Top 10 Favorite False Friends
This week we’re going to revisit my personal favorite false friends from French, Italian, Portuguese, and Spanish. These false friends have stuck with me because the potential misunderstandings they could create are either especially serious or particularly amusing. They also serve as good reminders of why you should never assume that a word in another language carries the same meaning as similarly-spelled English word.
Remember: If you are learning a new Language and need more help with false friends, you can contact the Language Island in Atlanta. Our passionate, caring teachers can create a lesson plan that is tailored to your individual needs. With that out of the way, here are my top 10 false friends grouped by language.
Excité and Excited
While the English word excited means “very enthusiastic and eager,” the French excité specifically means “aroused.” Unless you’re expressing excitement for an amorous encounter, enthusiaste is a better choice to convey your enthusiasm for a situation.
Délit and Delight
Take care not to confuse these false friends. The English delight means “(to give) great pleasure” and is always positive. The French délit, however, refers to a crime, offense, abuse, felony, misdemeanor, violation, or another form of wrongdoing.
Baldo translates to “bold” or “courageous,” not “bald.” If you’re referring to a lack of hair, use calvo.

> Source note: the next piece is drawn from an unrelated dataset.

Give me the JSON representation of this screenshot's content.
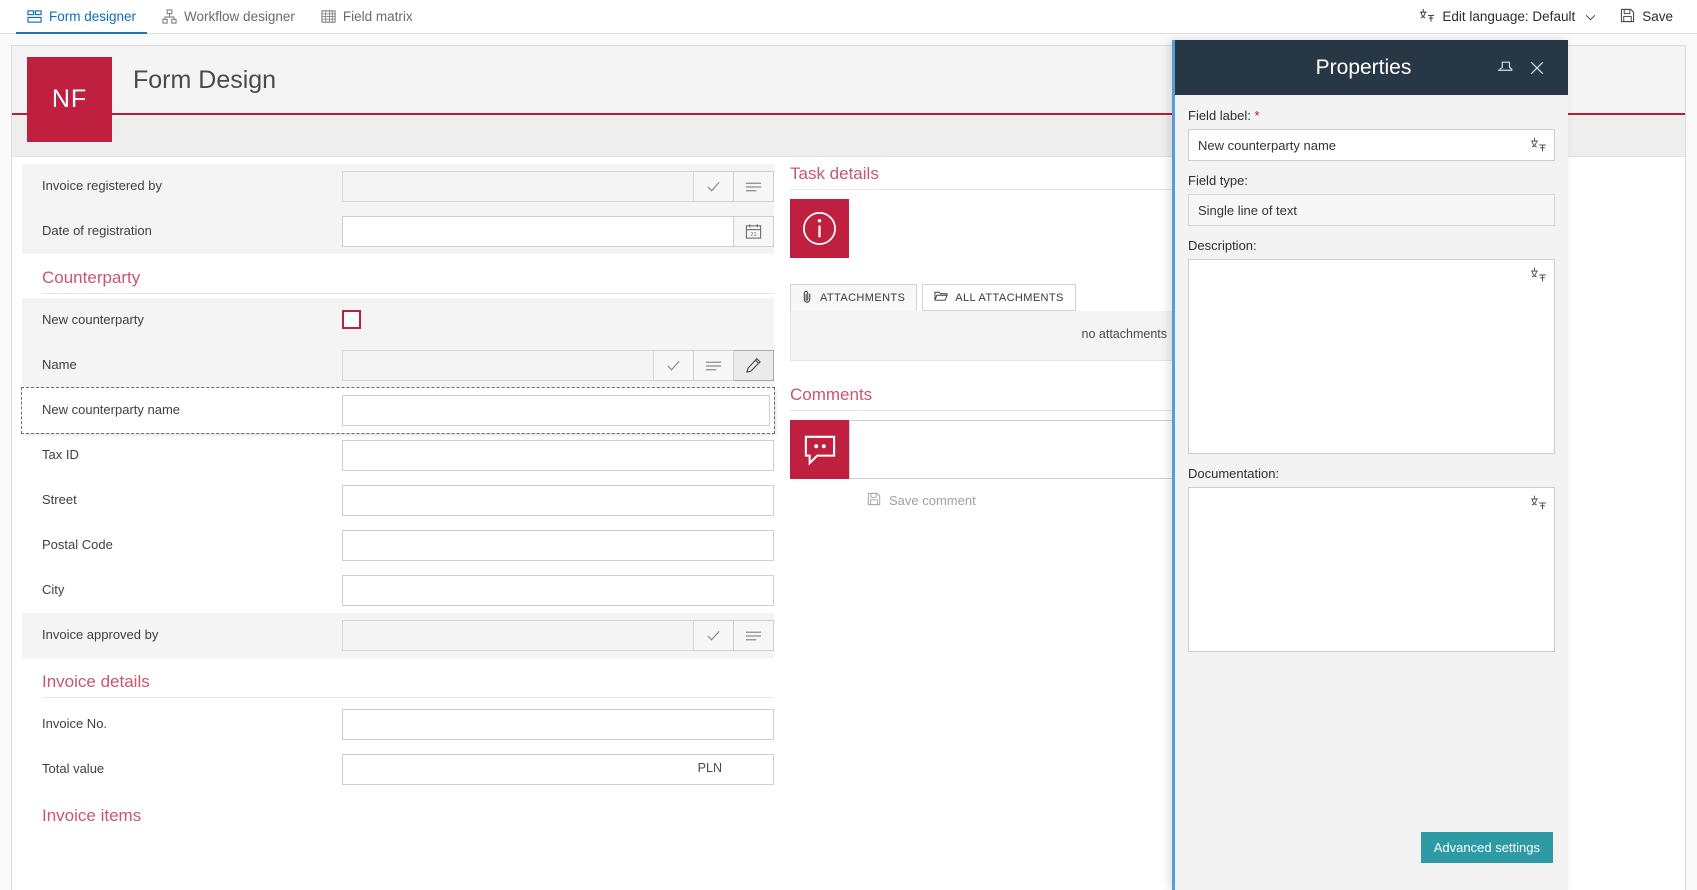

Dente means “tooth,” not dent. A deformation in the surface of an object would be ammaccatura.
Rumore means “noise” or “sound.” A rumor would be voce diffusa.
Êxito and Exit: Êxito means “success.” If you need to find the way out of a building, you’ll want to look for the saída.
Novela and Novel
A novela is a soap opera. It is not a work of narrative fiction nor is it something that is unique or new. The former is called a romance. A good choice for the latter is the adjective novo,meaning “new” or “young.”
Particular and Particular
These identically-spelled words have very different meanings. The Portuguese particular refers to a matter that is “personal” or “private” in nature. If you want to say that something or someone is exceptional, use the adjective especial. If you’re referring to something specific, use the adjective específico.
While embarazada resembles the English “embarrassed,” this Spanish word actually means “pregnant.” Use desconcertado if you want to express embarrassment without further embarrassing yourself.
Excitado and Excited
Just like the French excité, the Spanish excitado implies arousal. Emocionado and agitado are safe, baggage-free terms for excitement in the general sense.